Excerpts from an interface dataset

▼

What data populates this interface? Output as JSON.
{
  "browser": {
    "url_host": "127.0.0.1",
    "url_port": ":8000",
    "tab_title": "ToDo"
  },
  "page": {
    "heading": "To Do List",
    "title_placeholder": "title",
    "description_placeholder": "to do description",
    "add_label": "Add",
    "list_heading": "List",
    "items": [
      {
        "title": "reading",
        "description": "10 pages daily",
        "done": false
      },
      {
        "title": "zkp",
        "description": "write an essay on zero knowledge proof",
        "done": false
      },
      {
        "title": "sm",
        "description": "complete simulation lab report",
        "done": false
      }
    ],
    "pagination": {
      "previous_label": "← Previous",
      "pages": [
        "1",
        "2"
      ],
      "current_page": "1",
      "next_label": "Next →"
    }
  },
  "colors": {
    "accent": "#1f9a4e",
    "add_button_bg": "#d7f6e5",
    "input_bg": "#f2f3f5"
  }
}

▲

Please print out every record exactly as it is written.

What data populates this interface? Output as JSON.
{
  "browser": {
    "url_host": "127.0.0.1",
    "url_port": ":8000",
    "tab_title": "ToDo"
  },
  "page": {
    "heading": "To Do List",
    "title_placeholder": "title",
    "description_placeholder": "to do description",
    "add_label": "Add",
    "list_heading": "List",
    "items": [
      {
        "title": "reading",
        "description": "10 pages daily",
        "done": false
      },
      {
        "title": "zkp",
        "description": "write an essay on zero knowledge proof",
        "done": false
      },
      {
        "title": "sm",
        "description": "complete simulation lab report",
        "done": false
      }
    ],
    "pagination": {
      "previous_label": "← Previous",
      "pages": [
        "1",
        "2"
      ],
      "current_page": "1",
      "next_label": "Next →"
    }
  },
  "colors": {
    "accent": "#1f9a4e",
    "add_button_bg": "#d7f6e5",
    "input_bg": "#f2f3f5"
  }
}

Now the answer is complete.